The Loop

How more golf in D.C. can improve the relationship between Republicans and Democrats

April 21, 2015

Every time President Obama picks up a golf club, someone has a comment about how he's wasting time he should be spending focused on his day job. This obviously upsets all of us here at Golf Digest, because we think it's great our Commander-in-Chief hits the links. No one can work 24/7. A little time on the course is a smart way for President Obama to clear his head.

Of course, the President isn't the only public official in Washington who plays golf ... or could benefit from playing the sport. According to a story from NPR, golf has historically been a good way for public officials of different parties to find a little common ground.

NPR's story makes it clear the golf course isn't necessarily where members of Congress are brokering the final parts of any specific legislation. Where the value in regular golf outings in D.C. can be found in that they create a relaxed place for politicians to work on fostering relationships with rivals from across the aisle.

"It's still one of the best ways to communicate with one another and solve a problem - on the golf course," Rep. Don Young, a Republican from Alaska, says in the story.
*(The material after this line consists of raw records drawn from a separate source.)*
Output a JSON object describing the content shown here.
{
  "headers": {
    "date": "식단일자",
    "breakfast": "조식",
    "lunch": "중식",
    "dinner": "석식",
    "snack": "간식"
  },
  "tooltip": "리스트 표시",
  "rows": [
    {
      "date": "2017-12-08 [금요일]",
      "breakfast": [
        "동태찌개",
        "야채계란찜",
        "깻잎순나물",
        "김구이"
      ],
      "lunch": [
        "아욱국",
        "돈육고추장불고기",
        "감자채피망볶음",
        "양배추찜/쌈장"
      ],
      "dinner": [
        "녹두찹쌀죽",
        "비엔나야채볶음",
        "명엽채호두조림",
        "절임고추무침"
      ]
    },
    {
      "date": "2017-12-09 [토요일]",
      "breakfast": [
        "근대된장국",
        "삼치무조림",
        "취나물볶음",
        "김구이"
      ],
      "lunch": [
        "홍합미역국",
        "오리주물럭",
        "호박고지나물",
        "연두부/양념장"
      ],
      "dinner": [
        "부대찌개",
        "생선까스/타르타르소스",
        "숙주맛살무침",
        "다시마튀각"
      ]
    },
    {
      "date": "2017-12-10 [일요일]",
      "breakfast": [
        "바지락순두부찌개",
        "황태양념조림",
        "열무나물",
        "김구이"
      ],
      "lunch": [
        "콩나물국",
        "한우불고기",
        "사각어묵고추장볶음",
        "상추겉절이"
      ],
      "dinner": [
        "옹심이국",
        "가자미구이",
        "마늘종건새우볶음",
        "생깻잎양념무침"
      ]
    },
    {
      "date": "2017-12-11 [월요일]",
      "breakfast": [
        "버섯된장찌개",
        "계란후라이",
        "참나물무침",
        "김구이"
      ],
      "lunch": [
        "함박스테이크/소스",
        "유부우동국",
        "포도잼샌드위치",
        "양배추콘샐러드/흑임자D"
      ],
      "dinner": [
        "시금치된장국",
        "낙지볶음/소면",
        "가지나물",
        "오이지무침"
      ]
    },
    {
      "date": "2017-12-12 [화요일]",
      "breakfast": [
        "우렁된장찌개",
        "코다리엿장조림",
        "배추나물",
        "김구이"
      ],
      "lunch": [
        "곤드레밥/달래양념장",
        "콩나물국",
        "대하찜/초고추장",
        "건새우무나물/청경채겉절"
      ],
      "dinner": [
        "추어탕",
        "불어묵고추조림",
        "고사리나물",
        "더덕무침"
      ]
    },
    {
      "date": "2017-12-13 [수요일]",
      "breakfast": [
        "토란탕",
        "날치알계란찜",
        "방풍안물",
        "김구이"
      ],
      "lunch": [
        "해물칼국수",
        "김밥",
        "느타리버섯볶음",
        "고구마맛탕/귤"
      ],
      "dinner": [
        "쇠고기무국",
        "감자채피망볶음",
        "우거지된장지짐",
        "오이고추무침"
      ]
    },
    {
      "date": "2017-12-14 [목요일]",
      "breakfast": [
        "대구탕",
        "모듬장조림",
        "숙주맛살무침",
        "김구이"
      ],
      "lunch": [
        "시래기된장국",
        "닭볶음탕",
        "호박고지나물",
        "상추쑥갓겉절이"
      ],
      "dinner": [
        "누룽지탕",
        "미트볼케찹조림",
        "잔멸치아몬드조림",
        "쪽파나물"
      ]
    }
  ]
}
The current issue, however, is that the politicians are playing less golf together, creating a greater divide between the parties. It seems like one big step to a healthier capital is for everyone to follow the President's lead, and play a little more golf.